  • Cutting-edge technology

  • State-of-the-art

  • Next generation innovation

  • Innovative market leader

  • Strategic partnership

  • Dynamic approach

  • Best-in-breed

  • World-class

  • Outside the box

  • Robust

  • Revolutionary

  • Breakthrough

  • Disruptive

  • Unique

  • Laser focus

  • Added-value

  • Game changer

  • We’re excited to announce

  • Key stakeholders

  • At the end of the day

What are some others you would add to this list? What are you guilty of leaning on? How about some creative replacements? Or do you think there are times when the use of a cliché is warranted?

Most PR and marketing pros care about using language to communicate clearly, concisely and effectively and know we need to strike a balance between sounding intelligent and delivering a coherent message. Thinking on this may compel us all to think critically about the meaning and power behind the words we use.

It’s up to us to be the cliché killer.


Resources: This exercise reminded me of author of viral marketing specialist David Meerman Scott’s 2006 study and subsequent Gobbledygook Manifesto as well as Adam Sherk’s 2010 study. Both analyzed thousands of press releases for business jargon and revealed some of the worst – most frequent – offenders.

Cultivating the Relationship

By Jeff Cheatham, Senior Account Executive, TrizCom Public Relations

By Jeff Cheatham, Senior Account Executive, TrizCom Public Relations

Managing expectations is a critical component of the agency-client relationship at TrizCom PR. We often begin a new business development meeting by simply asking why they are interested in a public relations campaign. Some have replied that they just want to see their name in the paper, but most are using it as a marketing tool to secure incremental business for their businesses. They believe—and are often proven correct—that earned media equals credibility in the marketplace.

Another caveat we explain in exploratory meetings is that PR is a marathon, not a sprint. It can take months of careful planning, pitching and execution before a client begins to see worthwhile results. We also never guarantee anything. PR firms that promise instant stardom for a client shouldn’t be considered true partners. That being said, we will work our tails off to ensure success, we just don’t promise it from the outset. Our proof points are the client newsrooms we maintain on our website, showcasing earned media wins for each of our existing and former clients.

If the image in their head doesn’t materialize into their version of reality, we encourage an extremely open and honest dialogue with clients. All PR plans are signed off on by clients before we begin campaigns. Each includes objectives, strategies, tactics and most important—how will success be judged by the client?
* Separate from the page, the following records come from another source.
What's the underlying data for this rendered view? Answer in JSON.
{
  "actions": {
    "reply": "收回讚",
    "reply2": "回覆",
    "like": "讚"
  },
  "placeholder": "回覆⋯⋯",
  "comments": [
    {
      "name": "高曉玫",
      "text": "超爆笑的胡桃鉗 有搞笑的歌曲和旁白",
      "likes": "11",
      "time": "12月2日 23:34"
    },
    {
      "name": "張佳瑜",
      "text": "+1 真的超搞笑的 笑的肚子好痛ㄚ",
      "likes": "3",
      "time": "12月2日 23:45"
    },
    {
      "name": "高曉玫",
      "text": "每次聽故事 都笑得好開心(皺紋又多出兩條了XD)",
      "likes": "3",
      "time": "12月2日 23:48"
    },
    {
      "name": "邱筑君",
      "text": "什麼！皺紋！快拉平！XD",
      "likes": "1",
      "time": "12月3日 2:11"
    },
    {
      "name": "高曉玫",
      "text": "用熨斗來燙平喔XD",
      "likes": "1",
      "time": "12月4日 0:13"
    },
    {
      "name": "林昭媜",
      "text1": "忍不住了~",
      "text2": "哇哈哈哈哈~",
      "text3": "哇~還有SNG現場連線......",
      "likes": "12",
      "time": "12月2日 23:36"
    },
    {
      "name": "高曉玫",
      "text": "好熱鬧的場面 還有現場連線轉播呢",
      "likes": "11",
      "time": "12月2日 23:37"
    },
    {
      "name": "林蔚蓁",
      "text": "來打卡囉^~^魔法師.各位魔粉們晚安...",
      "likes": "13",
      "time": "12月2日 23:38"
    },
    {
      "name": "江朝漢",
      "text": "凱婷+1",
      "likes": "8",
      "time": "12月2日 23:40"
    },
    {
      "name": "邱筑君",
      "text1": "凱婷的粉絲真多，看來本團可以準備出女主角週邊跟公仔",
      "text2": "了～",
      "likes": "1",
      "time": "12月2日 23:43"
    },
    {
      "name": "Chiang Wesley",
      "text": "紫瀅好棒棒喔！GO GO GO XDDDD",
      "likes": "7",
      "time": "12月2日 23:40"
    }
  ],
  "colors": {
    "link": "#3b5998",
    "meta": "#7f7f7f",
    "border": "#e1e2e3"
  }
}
If we can prove we’ve met that standard of success and they’re still not happy, then something changed. We find out what it is, adjust our plan accordingly and continue working.